But as Mideast expert Julian Lindley-French sees it, extremists have an interest in seeing that nothing positive happens.

"Every time the moderates in particular have the chance of taking over authority in the Palestinian Authority, we see the extremists doing this; it is the same dynamic; namely that the hope of some progress between the Palestinians and Israelis makes the extremists -- frankly on both sides -- react in an extreme manner by definition," Lindley-French says.

Lindley-French is a senior analyst with the Geneva Center for Security Policy. He sees the Tel Aviv bombing as evidence of a power struggle between moderates and militants who want to show that the Palestinian struggle will not diminish because Arafat has left.

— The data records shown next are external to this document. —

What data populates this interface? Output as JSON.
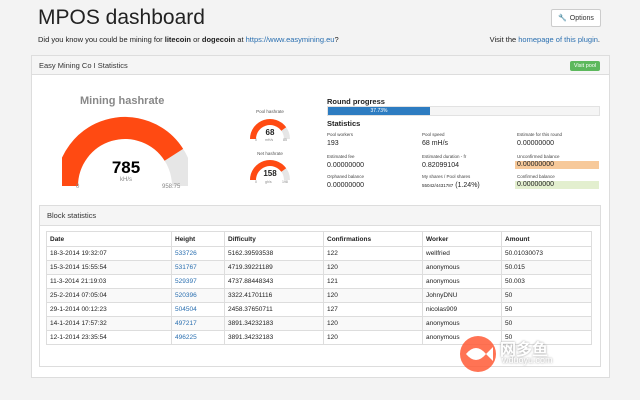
{
  "header": {
    "title": "MPOS dashboard",
    "tagline_prefix": "Did you know you could be mining for ",
    "coin1": "litecoin",
    "tagline_or": " or ",
    "coin2": "dogecoin",
    "tagline_at": " at ",
    "url": "https://www.easymining.eu",
    "tagline_q": "?",
    "visit_prefix": "Visit the ",
    "visit_link": "homepage of this plugin",
    "visit_suffix": ".",
    "options_label": "Options"
  },
  "panel": {
    "title": "Easy Mining Co I Statistics",
    "visit_pool": "Visit pool"
  },
  "hashrate": {
    "title": "Mining hashrate",
    "value": "785",
    "unit": "kH/s",
    "min": "0",
    "max": "958.75",
    "fraction": 0.819
  },
  "pool_hashrate": {
    "title": "Pool hashrate",
    "value": "68",
    "unit": "mH/s",
    "min": "0",
    "max": "85",
    "fraction": 0.8
  },
  "net_hashrate": {
    "title": "Net hashrate",
    "value": "158",
    "unit": "gh/s",
    "min": "0",
    "max": "198",
    "fraction": 0.8
  },
  "round": {
    "title": "Round progress",
    "percent_text": "37.73%",
    "fraction": 0.3773
  },
  "statistics": {
    "title": "Statistics",
    "pool_workers_label": "Pool workers",
    "pool_workers": "193",
    "pool_speed_label": "Pool speed",
    "pool_speed": "68 mH/s",
    "estimate_label": "Estimate for this round",
    "estimate": "0.00000000",
    "est_fee_label": "Estimated fee",
    "est_fee": "0.00000000",
    "est_duration_label": "Estimated duration - fr",
    "est_duration": "0.82099104",
    "unconfirmed_label": "Unconfirmed balance",
    "unconfirmed": "0.00000000",
    "orphaned_label": "Orphaned balance",
    "orphaned": "0.00000000",
    "shares_label": "My shares / Pool shares",
    "shares_small": "55042/4431787",
    "shares_pct": "(1.24%)",
    "confirmed_label": "Confirmed balance",
    "confirmed": "0.00000000",
    "colors": {
      "unconfirmed": "#f7c99a",
      "confirmed": "#e3efcf"
    }
  },
  "blocks": {
    "title": "Block statistics",
    "columns": [
      "Date",
      "Height",
      "Difficulty",
      "Confirmations",
      "Worker",
      "Amount"
    ],
    "rows": [
      [
        "18-3-2014 19:32:07",
        "533726",
        "5162.39593538",
        "122",
        "wellfried",
        "50.01030073"
      ],
      [
        "15-3-2014 15:55:54",
        "531767",
        "4719.39221189",
        "120",
        "anonymous",
        "50.015"
      ],
      [
        "11-3-2014 21:19:03",
        "529397",
        "4737.88448343",
        "121",
        "anonymous",
        "50.003"
      ],
      [
        "25-2-2014 07:05:04",
        "520396",
        "3322.41701116",
        "120",
        "JohnyDNU",
        "50"
      ],
      [
        "29-1-2014 00:12:23",
        "504504",
        "2458.37650711",
        "127",
        "nicolas909",
        "50"
      ],
      [
        "14-1-2014 17:57:32",
        "497217",
        "3891.34232183",
        "120",
        "anonymous",
        "50"
      ],
      [
        "12-1-2014 23:35:54",
        "496225",
        "3891.34232183",
        "120",
        "anonymous",
        "50"
      ]
    ]
  },
  "watermark": {
    "text": "网多鱼",
    "url": "wduoyu.com"
  },
  "colors": {
    "gauge_fill": "#ff4a12",
    "gauge_track": "#e6e6e6",
    "progress": "#2d7cc1",
    "link": "#2a6fb0",
    "visit_pool": "#5cb85c"
  }
}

He also sees the attack as an attempt by militants to provoke the Israelis into reacting with such harshness that any further political progress is impossible.

Israel has not announced any retaliatory action, sticking instead to its stated intention to act with restraint in Arafat's absence -- and thereby, not play into the hands of the militants.

But not everybody agrees that the Tel Aviv bombing was intended by militants as a show of strength.

Nadim Shehady is an analyst with the Royal Institute of International Affairs in London. He tells RFE/RL that the timing of the attack had nothing to do with Arafat's departure.

"What that assumes, is that they [the PLFP] could have done it at any time, but they waited for Arafat [to go], for the right time to do it. But I believe if they could have carried out [the attack] earlier, they would have done so," Shehady says.

Shehady says even though Arafat has left his West Bank command post in Ramallah, he still plays a key role in the Palestinian movement.

"In the bunker he did not have much control there [of events]; he is probably better off in terms of communication and control in a hospital in Paris than he is in that bunker," Shehady says.

Shehady says Arafat remains popular and only he has the stature to unite the Palestinian diaspora and those living in the occupied lands.

That's why Shehady believes if Arafat died, things would worsen rather than improve.

Neither Shehady nor Lindley-French in Geneva believes the U.S. presidential election will easily resolve anything.

"I very much doubt it, because of, point A: the dynamic which has been established between [Israeli Prime Minister Ariel] Sharon's regime, the Palestinian Authority, and other elements that represent the Palestinians in various forms; and point B: because of the sheer distrust and even hatred on both sides; and point C: because of the uncertainty over the health situation of Yasser Arafat," Lindley-French says.

Lindley-French says that if progress is to be made after the U.S. election it will depend mainly on developing what he calls a "new strategic concept" between the United States and the European allies on how to deal with the problem.

Only in this way, he says, can the trans-Atlantic partners show solidarity that is powerful enough to coax both the Israelis and the Palestinians down the road to peace.